'''
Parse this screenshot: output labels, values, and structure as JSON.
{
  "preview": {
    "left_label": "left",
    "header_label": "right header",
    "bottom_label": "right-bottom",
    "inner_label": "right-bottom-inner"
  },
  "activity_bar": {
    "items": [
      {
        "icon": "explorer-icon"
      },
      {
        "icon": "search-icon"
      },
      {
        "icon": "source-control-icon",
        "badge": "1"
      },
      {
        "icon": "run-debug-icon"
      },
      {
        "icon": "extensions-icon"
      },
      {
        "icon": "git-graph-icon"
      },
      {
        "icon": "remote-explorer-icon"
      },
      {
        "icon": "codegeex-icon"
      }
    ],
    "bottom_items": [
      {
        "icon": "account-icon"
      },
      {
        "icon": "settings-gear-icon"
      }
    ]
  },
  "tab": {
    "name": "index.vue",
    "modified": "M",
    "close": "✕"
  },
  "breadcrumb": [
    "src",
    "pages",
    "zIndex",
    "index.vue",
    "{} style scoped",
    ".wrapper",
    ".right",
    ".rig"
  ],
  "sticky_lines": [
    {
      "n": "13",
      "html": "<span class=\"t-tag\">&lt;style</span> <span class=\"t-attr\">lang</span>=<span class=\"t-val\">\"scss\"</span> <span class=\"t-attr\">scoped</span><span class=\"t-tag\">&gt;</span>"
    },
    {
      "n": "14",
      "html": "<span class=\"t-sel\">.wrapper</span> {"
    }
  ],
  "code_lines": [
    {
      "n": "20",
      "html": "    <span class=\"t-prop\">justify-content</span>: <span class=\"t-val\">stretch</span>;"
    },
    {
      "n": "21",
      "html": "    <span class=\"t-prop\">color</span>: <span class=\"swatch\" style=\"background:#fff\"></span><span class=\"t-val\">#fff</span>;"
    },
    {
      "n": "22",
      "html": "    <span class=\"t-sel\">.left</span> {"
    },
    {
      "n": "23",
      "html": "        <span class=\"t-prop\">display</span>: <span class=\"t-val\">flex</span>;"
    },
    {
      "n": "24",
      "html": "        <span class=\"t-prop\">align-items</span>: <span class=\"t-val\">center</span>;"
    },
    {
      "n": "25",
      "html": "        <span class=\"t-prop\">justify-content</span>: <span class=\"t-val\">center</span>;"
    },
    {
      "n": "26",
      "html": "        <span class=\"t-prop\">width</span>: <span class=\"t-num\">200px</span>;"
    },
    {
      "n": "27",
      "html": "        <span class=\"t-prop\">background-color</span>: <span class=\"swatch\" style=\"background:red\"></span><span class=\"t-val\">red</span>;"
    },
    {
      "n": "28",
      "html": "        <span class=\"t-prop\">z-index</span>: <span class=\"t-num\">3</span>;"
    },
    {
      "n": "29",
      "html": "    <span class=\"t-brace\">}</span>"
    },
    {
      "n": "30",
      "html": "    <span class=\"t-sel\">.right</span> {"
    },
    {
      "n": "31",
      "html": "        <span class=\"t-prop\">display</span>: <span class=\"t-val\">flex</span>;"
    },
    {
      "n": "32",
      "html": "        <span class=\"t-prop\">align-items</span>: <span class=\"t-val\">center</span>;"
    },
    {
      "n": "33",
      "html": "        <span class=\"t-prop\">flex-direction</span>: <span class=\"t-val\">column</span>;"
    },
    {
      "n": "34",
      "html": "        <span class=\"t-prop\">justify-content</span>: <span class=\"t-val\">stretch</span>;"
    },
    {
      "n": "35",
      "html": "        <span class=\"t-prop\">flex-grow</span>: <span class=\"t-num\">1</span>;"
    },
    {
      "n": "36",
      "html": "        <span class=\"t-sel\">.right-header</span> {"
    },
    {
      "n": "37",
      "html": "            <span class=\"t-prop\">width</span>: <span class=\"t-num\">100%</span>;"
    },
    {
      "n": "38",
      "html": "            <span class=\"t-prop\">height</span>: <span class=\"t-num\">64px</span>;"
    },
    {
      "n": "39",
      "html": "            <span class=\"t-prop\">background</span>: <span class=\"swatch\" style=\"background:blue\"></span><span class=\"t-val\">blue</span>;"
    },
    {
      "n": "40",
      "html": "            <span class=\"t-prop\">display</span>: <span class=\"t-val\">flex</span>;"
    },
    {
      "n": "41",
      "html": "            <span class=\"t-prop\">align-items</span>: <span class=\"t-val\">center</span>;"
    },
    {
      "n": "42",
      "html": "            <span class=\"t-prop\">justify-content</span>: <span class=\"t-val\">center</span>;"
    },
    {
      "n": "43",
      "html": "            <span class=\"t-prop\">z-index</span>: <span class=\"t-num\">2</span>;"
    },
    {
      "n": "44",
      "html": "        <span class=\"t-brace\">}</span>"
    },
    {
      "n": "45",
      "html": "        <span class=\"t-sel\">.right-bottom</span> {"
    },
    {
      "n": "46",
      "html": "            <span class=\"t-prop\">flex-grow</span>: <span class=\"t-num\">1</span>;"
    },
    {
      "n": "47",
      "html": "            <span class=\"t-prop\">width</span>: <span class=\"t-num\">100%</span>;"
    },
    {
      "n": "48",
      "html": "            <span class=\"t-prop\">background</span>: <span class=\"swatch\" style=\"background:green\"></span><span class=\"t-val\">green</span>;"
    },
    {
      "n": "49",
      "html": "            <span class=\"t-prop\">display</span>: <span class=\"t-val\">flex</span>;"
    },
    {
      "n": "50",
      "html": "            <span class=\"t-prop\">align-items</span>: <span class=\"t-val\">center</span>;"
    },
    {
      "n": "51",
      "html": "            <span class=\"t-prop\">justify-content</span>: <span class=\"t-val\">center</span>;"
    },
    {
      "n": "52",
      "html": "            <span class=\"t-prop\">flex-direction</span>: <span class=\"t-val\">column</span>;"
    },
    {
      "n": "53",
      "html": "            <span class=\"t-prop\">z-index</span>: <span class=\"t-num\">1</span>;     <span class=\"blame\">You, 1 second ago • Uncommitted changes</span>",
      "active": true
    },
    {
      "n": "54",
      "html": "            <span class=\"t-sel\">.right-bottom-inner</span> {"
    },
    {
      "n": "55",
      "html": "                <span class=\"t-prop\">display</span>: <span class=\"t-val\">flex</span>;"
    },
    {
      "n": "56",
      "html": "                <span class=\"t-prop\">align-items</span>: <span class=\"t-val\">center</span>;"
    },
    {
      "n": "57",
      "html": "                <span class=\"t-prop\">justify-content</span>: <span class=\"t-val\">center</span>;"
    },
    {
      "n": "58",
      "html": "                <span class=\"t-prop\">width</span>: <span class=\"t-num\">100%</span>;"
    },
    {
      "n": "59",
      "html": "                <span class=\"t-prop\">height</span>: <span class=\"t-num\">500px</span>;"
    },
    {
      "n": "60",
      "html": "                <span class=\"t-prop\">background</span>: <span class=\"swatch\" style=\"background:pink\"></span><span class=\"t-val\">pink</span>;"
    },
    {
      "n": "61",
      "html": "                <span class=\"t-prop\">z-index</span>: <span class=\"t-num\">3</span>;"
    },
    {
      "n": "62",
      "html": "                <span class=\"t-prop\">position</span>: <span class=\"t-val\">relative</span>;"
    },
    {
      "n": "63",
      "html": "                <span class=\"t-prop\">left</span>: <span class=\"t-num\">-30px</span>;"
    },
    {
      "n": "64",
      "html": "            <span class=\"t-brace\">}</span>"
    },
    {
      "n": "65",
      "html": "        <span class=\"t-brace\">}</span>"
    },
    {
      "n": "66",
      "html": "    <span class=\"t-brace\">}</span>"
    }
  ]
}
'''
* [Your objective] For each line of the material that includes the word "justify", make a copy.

* [Completed task]
      "html": "    <span class=\"t-prop\">justify-content</span>: <span class=\"t-val\">stretch</span>;"
      "html": "        <span class=\"t-prop\">justify-content</span>: <span class=\"t-val\">center</span>;"
      "html": "        <span class=\"t-prop\">justify-content</span>: <span class=\"t-val\">stretch</span>;"
      "html": "            <span class=\"t-prop\">justify-content</span>: <span class=\"t-val\">center</span>;"
      "html": "            <span class=\"t-prop\">justify-content</span>: <span class=\"t-val\">center</span>;"
      "html": "                <span class=\"t-prop\">justify-content</span>: <span class=\"t-val\">center</span>;"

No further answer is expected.